The listing that follows is to be output in full and without change.

= Beginning of Section =

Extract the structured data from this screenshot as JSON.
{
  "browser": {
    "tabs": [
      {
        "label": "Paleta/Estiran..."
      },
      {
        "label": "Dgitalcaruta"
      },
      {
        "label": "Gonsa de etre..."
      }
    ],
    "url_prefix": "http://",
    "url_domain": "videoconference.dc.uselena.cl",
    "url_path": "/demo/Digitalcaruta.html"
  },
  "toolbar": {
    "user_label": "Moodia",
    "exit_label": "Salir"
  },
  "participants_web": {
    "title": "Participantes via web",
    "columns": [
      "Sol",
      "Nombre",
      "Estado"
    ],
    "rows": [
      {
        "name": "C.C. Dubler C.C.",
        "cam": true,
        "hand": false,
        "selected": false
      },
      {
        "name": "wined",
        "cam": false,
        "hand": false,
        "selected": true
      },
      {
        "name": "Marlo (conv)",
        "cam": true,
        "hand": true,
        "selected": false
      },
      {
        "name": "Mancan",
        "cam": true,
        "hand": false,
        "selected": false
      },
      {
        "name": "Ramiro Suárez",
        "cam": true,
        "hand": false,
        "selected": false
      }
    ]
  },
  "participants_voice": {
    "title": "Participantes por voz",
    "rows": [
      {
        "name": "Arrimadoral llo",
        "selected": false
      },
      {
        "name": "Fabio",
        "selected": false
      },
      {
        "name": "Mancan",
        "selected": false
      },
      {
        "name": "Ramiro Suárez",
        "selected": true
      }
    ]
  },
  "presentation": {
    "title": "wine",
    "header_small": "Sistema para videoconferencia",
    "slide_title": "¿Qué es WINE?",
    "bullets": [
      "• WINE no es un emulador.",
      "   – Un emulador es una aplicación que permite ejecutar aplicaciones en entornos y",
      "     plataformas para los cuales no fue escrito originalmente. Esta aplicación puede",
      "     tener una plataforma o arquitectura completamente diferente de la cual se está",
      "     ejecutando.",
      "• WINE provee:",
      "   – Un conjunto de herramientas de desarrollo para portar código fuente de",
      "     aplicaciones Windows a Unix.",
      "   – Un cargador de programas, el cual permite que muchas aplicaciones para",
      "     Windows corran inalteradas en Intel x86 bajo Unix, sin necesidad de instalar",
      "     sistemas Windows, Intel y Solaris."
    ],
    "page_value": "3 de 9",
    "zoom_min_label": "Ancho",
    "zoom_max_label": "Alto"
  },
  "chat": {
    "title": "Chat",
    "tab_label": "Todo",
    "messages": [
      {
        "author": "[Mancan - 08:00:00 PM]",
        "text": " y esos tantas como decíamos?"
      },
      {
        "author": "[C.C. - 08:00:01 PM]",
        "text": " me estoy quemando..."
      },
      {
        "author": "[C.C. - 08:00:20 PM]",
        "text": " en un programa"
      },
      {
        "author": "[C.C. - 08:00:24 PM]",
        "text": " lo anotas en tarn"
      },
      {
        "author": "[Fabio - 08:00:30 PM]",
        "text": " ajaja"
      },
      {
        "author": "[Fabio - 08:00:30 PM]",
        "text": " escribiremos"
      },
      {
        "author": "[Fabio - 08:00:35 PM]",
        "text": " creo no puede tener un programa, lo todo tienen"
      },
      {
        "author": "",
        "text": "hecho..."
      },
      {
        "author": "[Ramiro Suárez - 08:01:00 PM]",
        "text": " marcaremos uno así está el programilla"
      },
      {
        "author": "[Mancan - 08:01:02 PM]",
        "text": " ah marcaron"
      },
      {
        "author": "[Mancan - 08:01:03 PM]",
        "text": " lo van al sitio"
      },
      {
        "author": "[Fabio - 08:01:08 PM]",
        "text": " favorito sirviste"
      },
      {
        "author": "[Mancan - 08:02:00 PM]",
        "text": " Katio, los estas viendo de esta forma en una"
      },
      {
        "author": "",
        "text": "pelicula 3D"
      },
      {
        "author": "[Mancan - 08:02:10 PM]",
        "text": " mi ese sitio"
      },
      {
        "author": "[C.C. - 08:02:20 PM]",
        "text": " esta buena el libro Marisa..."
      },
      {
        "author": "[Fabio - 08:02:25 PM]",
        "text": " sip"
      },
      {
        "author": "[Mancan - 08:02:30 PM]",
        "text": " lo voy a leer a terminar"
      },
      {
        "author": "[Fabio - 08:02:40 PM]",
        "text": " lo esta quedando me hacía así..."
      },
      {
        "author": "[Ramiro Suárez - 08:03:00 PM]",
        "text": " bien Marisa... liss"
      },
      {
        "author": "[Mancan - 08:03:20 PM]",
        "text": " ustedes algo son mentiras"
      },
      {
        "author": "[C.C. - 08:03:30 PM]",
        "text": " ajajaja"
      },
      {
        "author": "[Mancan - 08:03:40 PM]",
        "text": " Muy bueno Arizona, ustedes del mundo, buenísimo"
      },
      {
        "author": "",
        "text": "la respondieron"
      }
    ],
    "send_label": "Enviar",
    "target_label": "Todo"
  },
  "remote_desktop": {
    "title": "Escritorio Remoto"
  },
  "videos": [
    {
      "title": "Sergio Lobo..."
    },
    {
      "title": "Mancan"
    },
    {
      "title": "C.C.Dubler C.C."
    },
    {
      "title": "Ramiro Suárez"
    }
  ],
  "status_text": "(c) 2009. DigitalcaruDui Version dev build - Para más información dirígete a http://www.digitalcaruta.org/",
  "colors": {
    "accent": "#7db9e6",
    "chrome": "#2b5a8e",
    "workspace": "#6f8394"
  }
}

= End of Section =

COMPLETED EXERCISE:
Extract the structured data from this screenshot as JSON.
{
  "browser": {
    "tabs": [
      {
        "label": "Paleta/Estiran..."
      },
      {
        "label": "Dgitalcaruta"
      },
      {
        "label": "Gonsa de etre..."
      }
    ],
    "url_prefix": "http://",
    "url_domain": "videoconference.dc.uselena.cl",
    "url_path": "/demo/Digitalcaruta.html"
  },
  "toolbar": {
    "user_label": "Moodia",
    "exit_label": "Salir"
  },
  "participants_web": {
    "title": "Participantes via web",
    "columns": [
      "Sol",
      "Nombre",
      "Estado"
    ],
    "rows": [
      {
        "name": "C.C. Dubler C.C.",
        "cam": true,
        "hand": false,
        "selected": false
      },
      {
        "name": "wined",
        "cam": false,
        "hand": false,
        "selected": true
      },
      {
        "name": "Marlo (conv)",
        "cam": true,
        "hand": true,
        "selected": false
      },
      {
        "name": "Mancan",
        "cam": true,
        "hand": false,
        "selected": false
      },
      {
        "name": "Ramiro Suárez",
        "cam": true,
        "hand": false,
        "selected": false
      }
    ]
  },
  "participants_voice": {
    "title": "Participantes por voz",
    "rows": [
      {
        "name": "Arrimadoral llo",
        "selected": false
      },
      {
        "name": "Fabio",
        "selected": false
      },
      {
        "name": "Mancan",
        "selected": false
      },
      {
        "name": "Ramiro Suárez",
        "selected": true
      }
    ]
  },
  "presentation": {
    "title": "wine",
    "header_small": "Sistema para videoconferencia",
    "slide_title": "¿Qué es WINE?",
    "bullets": [
      "• WINE no es un emulador.",
      "   – Un emulador es una aplicación que permite ejecutar aplicaciones en entornos y",
      "     plataformas para los cuales no fue escrito originalmente. Esta aplicación puede",
      "     tener una plataforma o arquitectura completamente diferente de la cual se está",
      "     ejecutando.",
      "• WINE provee:",
      "   – Un conjunto de herramientas de desarrollo para portar código fuente de",
      "     aplicaciones Windows a Unix.",
      "   – Un cargador de programas, el cual permite que muchas aplicaciones para",
      "     Windows corran inalteradas en Intel x86 bajo Unix, sin necesidad de instalar",
      "     sistemas Windows, Intel y Solaris."
    ],
    "page_value": "3 de 9",
    "zoom_min_label": "Ancho",
    "zoom_max_label": "Alto"
  },
  "chat": {
    "title": "Chat",
    "tab_label": "Todo",
    "messages": [
      {
        "author": "[Mancan - 08:00:00 PM]",
        "text": " y esos tantas como decíamos?"
      },
      {
        "author": "[C.C. - 08:00:01 PM]",
        "text": " me estoy quemando..."
      },
      {
        "author": "[C.C. - 08:00:20 PM]",
        "text": " en un programa"
      },
      {
        "author": "[C.C. - 08:00:24 PM]",
        "text": " lo anotas en tarn"
      },
      {
        "author": "[Fabio - 08:00:30 PM]",
        "text": " ajaja"
      },
      {
        "author": "[Fabio - 08:00:30 PM]",
        "text": " escribiremos"
      },
      {
        "author": "[Fabio - 08:00:35 PM]",
        "text": " creo no puede tener un programa, lo todo tienen"
      },
      {
        "author": "",
        "text": "hecho..."
      },
      {
        "author": "[Ramiro Suárez - 08:01:00 PM]",
        "text": " marcaremos uno así está el programilla"
      },
      {
        "author": "[Mancan - 08:01:02 PM]",
        "text": " ah marcaron"
      },
      {
        "author": "[Mancan - 08:01:03 PM]",
        "text": " lo van al sitio"
      },
      {
        "author": "[Fabio - 08:01:08 PM]",
        "text": " favorito sirviste"
      },
      {
        "author": "[Mancan - 08:02:00 PM]",
        "text": " Katio, los estas viendo de esta forma en una"
      },
      {
        "author": "",
        "text": "pelicula 3D"
      },
      {
        "author": "[Mancan - 08:02:10 PM]",
        "text": " mi ese sitio"
      },
      {
        "author": "[C.C. - 08:02:20 PM]",
        "text": " esta buena el libro Marisa..."
      },
      {
        "author": "[Fabio - 08:02:25 PM]",
        "text": " sip"
      },
      {
        "author": "[Mancan - 08:02:30 PM]",
        "text": " lo voy a leer a terminar"
      },
      {
        "author": "[Fabio - 08:02:40 PM]",
        "text": " lo esta quedando me hacía así..."
      },
      {
        "author": "[Ramiro Suárez - 08:03:00 PM]",
        "text": " bien Marisa... liss"
      },
      {
        "author": "[Mancan - 08:03:20 PM]",
        "text": " ustedes algo son mentiras"
      },
      {
        "author": "[C.C. - 08:03:30 PM]",
        "text": " ajajaja"
      },
      {
        "author": "[Mancan - 08:03:40 PM]",
        "text": " Muy bueno Arizona, ustedes del mundo, buenísimo"
      },
      {
        "author": "",
        "text": "la respondieron"
      }
    ],
    "send_label": "Enviar",
    "target_label": "Todo"
  },
  "remote_desktop": {
    "title": "Escritorio Remoto"
  },
  "videos": [
    {
      "title": "Sergio Lobo..."
    },
    {
      "title": "Mancan"
    },
    {
      "title": "C.C.Dubler C.C."
    },
    {
      "title": "Ramiro Suárez"
    }
  ],
  "status_text": "(c) 2009. DigitalcaruDui Version dev build - Para más información dirígete a http://www.digitalcaruta.org/",
  "colors": {
    "accent": "#7db9e6",
    "chrome": "#2b5a8e",
    "workspace": "#6f8394"
  }
}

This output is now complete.